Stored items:
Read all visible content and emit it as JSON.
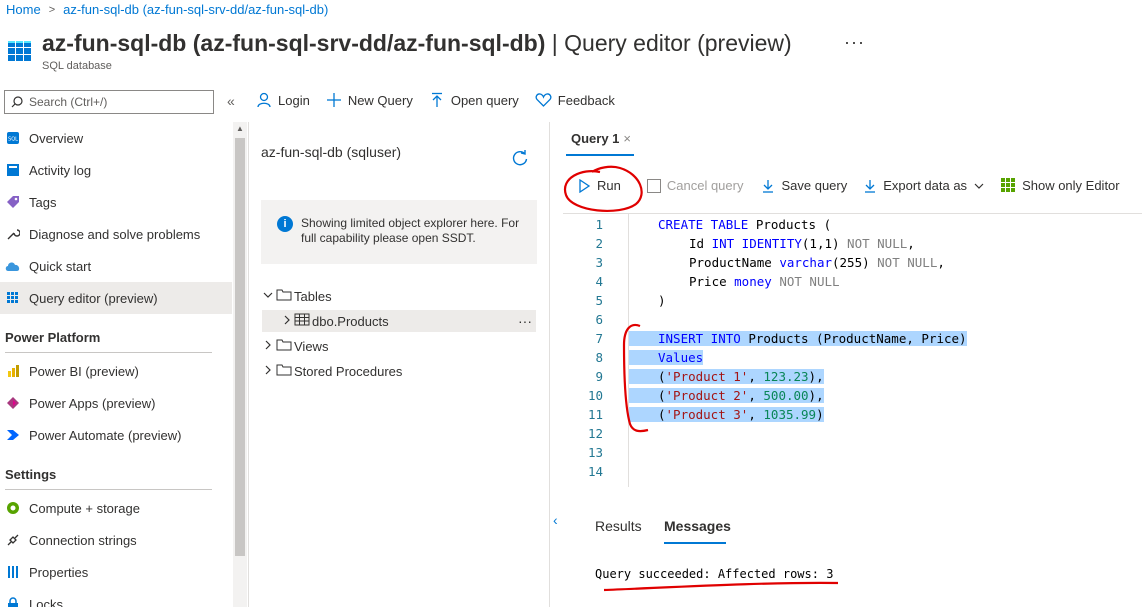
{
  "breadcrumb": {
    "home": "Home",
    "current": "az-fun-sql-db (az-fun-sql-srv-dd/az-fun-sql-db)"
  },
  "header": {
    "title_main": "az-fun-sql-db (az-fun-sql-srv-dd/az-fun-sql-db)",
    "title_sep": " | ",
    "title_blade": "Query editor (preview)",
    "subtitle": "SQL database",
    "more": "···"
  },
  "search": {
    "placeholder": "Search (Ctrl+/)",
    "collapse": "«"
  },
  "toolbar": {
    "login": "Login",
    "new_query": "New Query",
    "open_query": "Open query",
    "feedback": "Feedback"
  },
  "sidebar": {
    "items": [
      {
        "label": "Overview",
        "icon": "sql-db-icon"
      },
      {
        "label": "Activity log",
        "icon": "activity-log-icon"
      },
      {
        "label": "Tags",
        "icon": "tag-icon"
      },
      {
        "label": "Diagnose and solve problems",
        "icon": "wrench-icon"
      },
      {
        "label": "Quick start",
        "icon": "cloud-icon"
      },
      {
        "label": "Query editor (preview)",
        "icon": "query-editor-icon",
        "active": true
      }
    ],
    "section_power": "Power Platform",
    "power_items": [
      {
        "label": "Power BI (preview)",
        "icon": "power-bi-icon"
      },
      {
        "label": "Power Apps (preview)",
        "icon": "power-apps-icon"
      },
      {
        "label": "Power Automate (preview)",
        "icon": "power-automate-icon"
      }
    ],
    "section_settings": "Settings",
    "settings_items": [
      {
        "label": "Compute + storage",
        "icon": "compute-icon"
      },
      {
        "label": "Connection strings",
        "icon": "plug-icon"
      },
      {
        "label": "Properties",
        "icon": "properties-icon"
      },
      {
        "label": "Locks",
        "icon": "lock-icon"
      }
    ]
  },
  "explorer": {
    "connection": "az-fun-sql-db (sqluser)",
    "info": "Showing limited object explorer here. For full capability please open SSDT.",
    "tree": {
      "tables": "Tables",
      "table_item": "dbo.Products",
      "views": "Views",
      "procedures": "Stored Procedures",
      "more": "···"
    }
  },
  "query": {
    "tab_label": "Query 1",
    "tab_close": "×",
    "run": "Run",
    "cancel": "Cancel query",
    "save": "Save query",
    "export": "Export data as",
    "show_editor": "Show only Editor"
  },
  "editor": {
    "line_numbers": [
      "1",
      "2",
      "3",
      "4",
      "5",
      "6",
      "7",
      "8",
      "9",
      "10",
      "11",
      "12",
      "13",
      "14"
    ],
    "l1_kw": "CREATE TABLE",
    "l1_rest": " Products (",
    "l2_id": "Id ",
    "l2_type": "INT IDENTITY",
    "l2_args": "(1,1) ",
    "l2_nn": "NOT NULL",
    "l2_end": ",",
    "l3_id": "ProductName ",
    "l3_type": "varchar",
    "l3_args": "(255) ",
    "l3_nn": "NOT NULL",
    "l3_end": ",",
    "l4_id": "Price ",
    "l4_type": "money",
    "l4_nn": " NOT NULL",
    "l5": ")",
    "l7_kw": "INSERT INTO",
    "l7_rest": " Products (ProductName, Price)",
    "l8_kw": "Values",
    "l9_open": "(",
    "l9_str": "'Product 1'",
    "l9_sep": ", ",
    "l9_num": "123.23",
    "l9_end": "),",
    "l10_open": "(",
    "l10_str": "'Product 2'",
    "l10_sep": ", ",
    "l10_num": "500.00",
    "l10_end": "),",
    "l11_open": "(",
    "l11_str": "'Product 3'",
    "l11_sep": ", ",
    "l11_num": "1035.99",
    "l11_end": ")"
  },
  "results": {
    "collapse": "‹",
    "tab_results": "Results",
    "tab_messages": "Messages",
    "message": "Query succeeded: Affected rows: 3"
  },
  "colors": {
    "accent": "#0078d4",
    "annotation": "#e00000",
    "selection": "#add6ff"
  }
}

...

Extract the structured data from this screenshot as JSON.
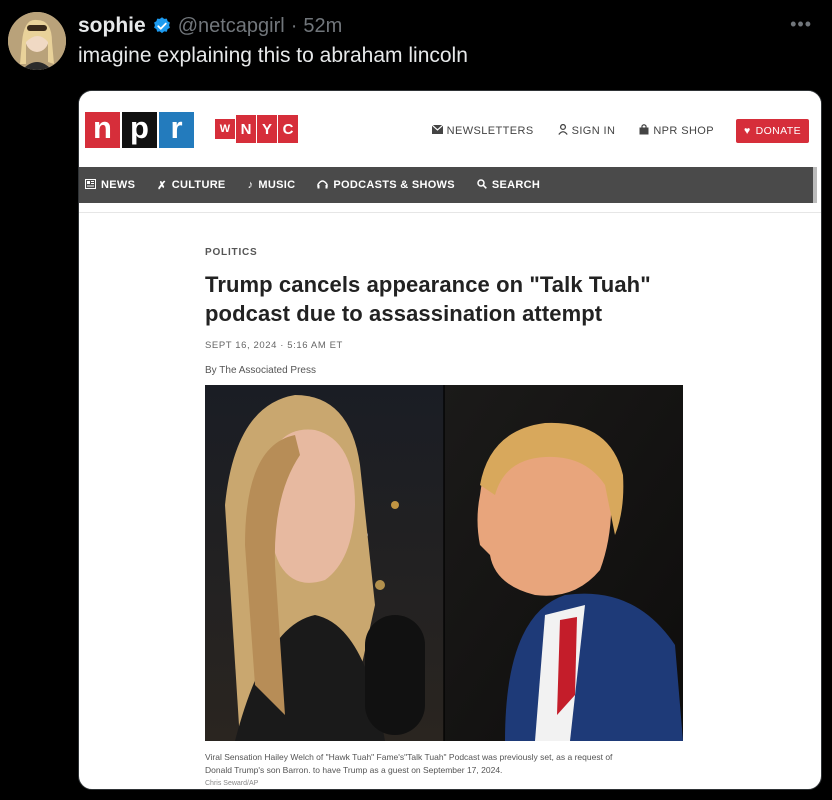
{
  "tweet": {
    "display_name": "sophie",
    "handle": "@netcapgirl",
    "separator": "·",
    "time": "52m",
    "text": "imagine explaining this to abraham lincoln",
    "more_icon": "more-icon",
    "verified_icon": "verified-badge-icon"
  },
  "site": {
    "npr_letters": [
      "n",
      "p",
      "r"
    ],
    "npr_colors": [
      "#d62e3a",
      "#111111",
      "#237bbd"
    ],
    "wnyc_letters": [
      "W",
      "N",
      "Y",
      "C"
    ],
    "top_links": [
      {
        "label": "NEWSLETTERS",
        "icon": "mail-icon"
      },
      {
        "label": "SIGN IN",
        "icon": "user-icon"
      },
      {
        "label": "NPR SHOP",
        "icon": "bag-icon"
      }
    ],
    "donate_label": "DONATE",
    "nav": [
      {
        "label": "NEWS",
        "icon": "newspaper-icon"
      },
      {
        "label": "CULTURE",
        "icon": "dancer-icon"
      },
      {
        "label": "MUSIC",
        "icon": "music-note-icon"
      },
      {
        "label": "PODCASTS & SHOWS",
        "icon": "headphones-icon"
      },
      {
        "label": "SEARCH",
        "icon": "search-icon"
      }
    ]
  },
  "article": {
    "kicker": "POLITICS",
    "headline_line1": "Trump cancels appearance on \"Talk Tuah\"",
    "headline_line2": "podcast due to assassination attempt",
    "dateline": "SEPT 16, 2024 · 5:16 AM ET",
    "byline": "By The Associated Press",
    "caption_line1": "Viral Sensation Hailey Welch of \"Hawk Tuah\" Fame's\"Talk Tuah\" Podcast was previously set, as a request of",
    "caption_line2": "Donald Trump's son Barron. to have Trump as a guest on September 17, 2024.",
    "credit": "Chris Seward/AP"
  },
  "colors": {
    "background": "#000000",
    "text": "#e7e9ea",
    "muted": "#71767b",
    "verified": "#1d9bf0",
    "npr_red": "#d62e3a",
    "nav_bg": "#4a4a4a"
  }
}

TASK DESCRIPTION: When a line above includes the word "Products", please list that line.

TASK ANSWER:
      "table_item": "dbo.Products",
    "l1_rest": " Products (",
    "l7_rest": " Products (ProductName, Price)",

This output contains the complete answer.